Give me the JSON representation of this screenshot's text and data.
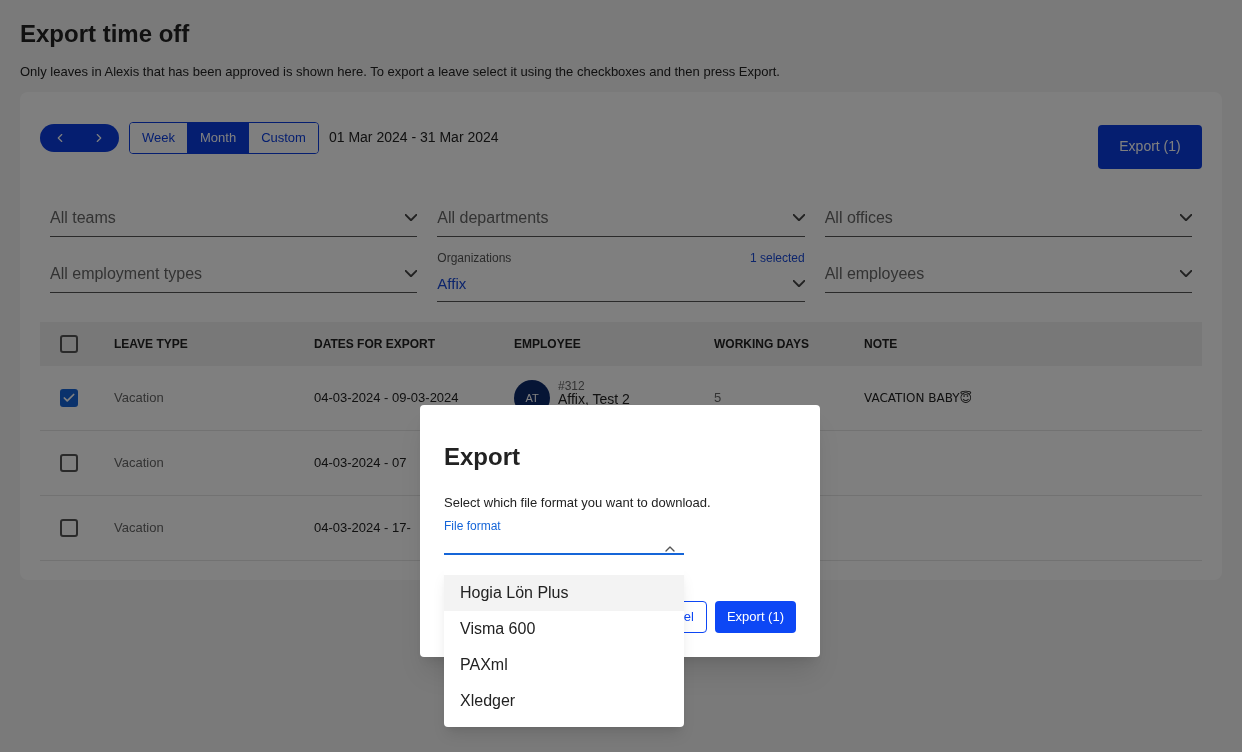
{
  "page": {
    "title": "Export time off",
    "description": "Only leaves in Alexis that has been approved is shown here. To export a leave select it using the checkboxes and then press Export."
  },
  "toolbar": {
    "ranges": [
      {
        "label": "Week",
        "selected": false
      },
      {
        "label": "Month",
        "selected": true
      },
      {
        "label": "Custom",
        "selected": false
      }
    ],
    "date_range": "01 Mar 2024 - 31 Mar 2024",
    "export_button": "Export (1)"
  },
  "filters": [
    {
      "placeholder": "All teams"
    },
    {
      "placeholder": "All departments"
    },
    {
      "placeholder": "All offices"
    },
    {
      "placeholder": "All employment types"
    },
    {
      "label": "Organizations",
      "count": "1 selected",
      "value": "Affix"
    },
    {
      "placeholder": "All employees"
    }
  ],
  "table": {
    "all_checked": false,
    "columns": [
      "LEAVE TYPE",
      "DATES FOR EXPORT",
      "EMPLOYEE",
      "WORKING DAYS",
      "NOTE"
    ],
    "rows": [
      {
        "checked": true,
        "leave_type": "Vacation",
        "dates": "04-03-2024 - 09-03-2024",
        "employee": {
          "initials": "AT",
          "number": "#312",
          "name": "Affix, Test 2"
        },
        "working_days": "5",
        "note": "VACATION BABY😇"
      },
      {
        "checked": false,
        "leave_type": "Vacation",
        "dates": "04-03-2024 - 07"
      },
      {
        "checked": false,
        "leave_type": "Vacation",
        "dates": "04-03-2024 - 17-"
      }
    ]
  },
  "dialog": {
    "title": "Export",
    "text": "Select which file format you want to download.",
    "field": {
      "label": "File format",
      "expanded": true
    },
    "options": [
      {
        "label": "Hogia Lön Plus",
        "selected": true
      },
      {
        "label": "Visma 600",
        "selected": false
      },
      {
        "label": "PAXml",
        "selected": false
      },
      {
        "label": "Xledger",
        "selected": false
      }
    ],
    "buttons": [
      {
        "kind": "secondary",
        "label": "el"
      },
      {
        "kind": "primary",
        "label": "Export (1)"
      }
    ]
  }
}
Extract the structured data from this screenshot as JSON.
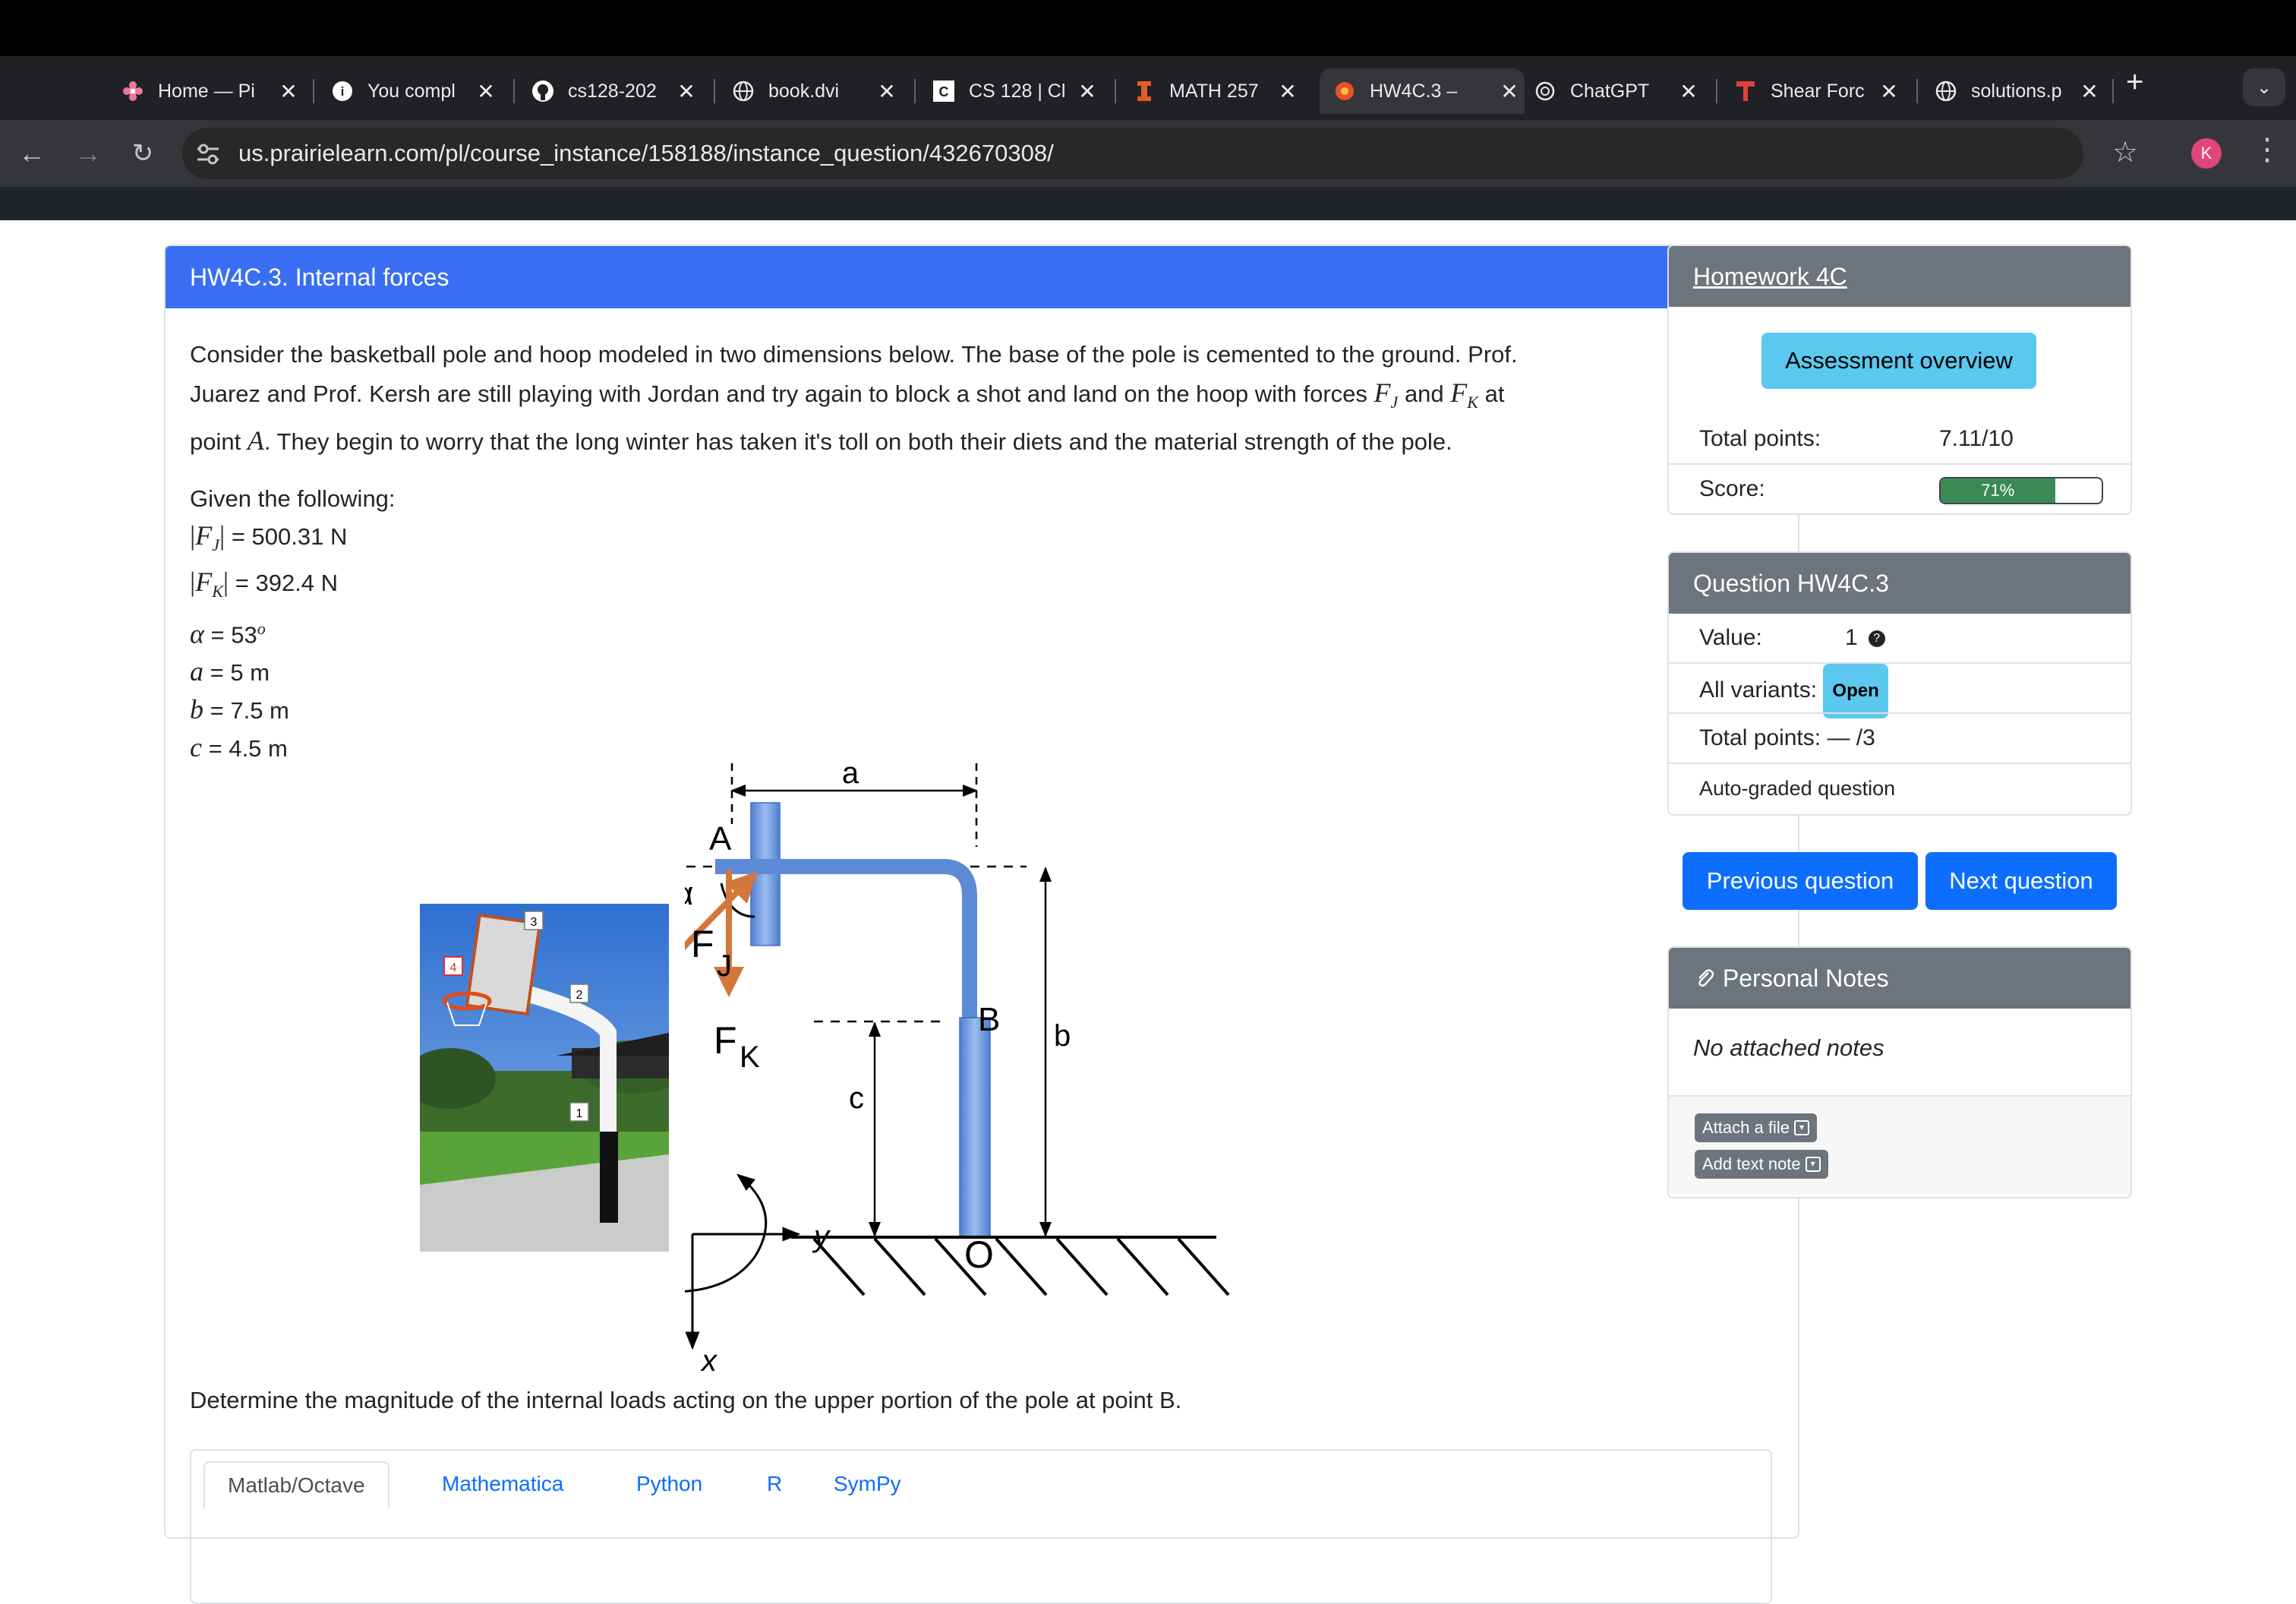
{
  "browser": {
    "tabs": [
      {
        "title": "Home — Pi",
        "icon": "flower-icon"
      },
      {
        "title": "You compl",
        "icon": "info-icon"
      },
      {
        "title": "cs128-202",
        "icon": "github-icon"
      },
      {
        "title": "book.dvi",
        "icon": "globe-icon"
      },
      {
        "title": "CS 128 | Cl",
        "icon": "cs-icon"
      },
      {
        "title": "MATH 257",
        "icon": "illinois-icon"
      },
      {
        "title": "HW4C.3 –",
        "icon": "prairielearn-icon"
      },
      {
        "title": "ChatGPT",
        "icon": "openai-icon"
      },
      {
        "title": "Shear Forc",
        "icon": "t-logo-icon"
      },
      {
        "title": "solutions.p",
        "icon": "globe-icon"
      }
    ],
    "active_tab": 6,
    "url": "us.prairielearn.com/pl/course_instance/158188/instance_question/432670308/",
    "avatar_letter": "K"
  },
  "question": {
    "title": "HW4C.3. Internal forces",
    "para_1": "Consider the basketball pole and hoop modeled in two dimensions below. The base of the pole is cemented to the ground. Prof.",
    "para_2a": "Juarez and Prof. Kersh are still playing with Jordan and try again to block a shot and land on the hoop with forces",
    "para_2b": "and",
    "para_2c": "at",
    "para_3a": "point",
    "para_3b": ". They begin to worry that the long winter has taken it's toll on both their diets and the material strength of the pole.",
    "given_label": "Given the following:",
    "fj_value": "= 500.31 N",
    "fk_value": "= 392.4 N",
    "alpha_value": "= 53",
    "a_value": "= 5 m",
    "b_value": "= 7.5 m",
    "c_value": "= 4.5 m",
    "determine": "Determine the magnitude of the internal loads acting on the upper portion of the pole at point B.",
    "lang_tabs": [
      "Matlab/Octave",
      "Mathematica",
      "Python",
      "R",
      "SymPy"
    ]
  },
  "photo_labels": [
    "1",
    "2",
    "3",
    "4"
  ],
  "diagram_labels": {
    "a": "a",
    "A": "A",
    "alpha": "α",
    "FJ": "F",
    "FJ_sub": "J",
    "FK": "F",
    "FK_sub": "K",
    "B": "B",
    "b": "b",
    "c": "c",
    "O": "O",
    "y": "y",
    "x": "x"
  },
  "sidebar": {
    "homework_title": "Homework 4C",
    "assessment_overview": "Assessment overview",
    "total_points_label": "Total points:",
    "total_points_value": "7.11/10",
    "score_label": "Score:",
    "score_percent": 71,
    "score_text": "71%",
    "question_title": "Question HW4C.3",
    "value_label": "Value:",
    "value_value": "1",
    "all_variants_label": "All variants:",
    "all_variants_badge": "Open",
    "q_total_points_label": "Total points:",
    "q_total_points_value": "— /3",
    "auto_graded": "Auto-graded question",
    "prev_button": "Previous question",
    "next_button": "Next question",
    "notes_title": "Personal Notes",
    "no_notes": "No attached notes",
    "attach_file": "Attach a file",
    "add_text_note": "Add text note"
  },
  "colors": {
    "header_blue": "#3a6ff3",
    "primary": "#0d6efd",
    "info": "#5bc8ef",
    "secondary": "#6c757d",
    "force_orange": "#d4773a",
    "pole_blue": "#5d8ad6",
    "progress_green": "#3b8a55"
  }
}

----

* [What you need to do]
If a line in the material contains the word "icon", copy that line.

* [Answer for this exercise]
        "icon": "flower-icon"
        "icon": "info-icon"
        "icon": "github-icon"
        "icon": "globe-icon"
        "icon": "cs-icon"
        "icon": "illinois-icon"
        "icon": "prairielearn-icon"
        "icon": "openai-icon"
        "icon": "t-logo-icon"
        "icon": "globe-icon"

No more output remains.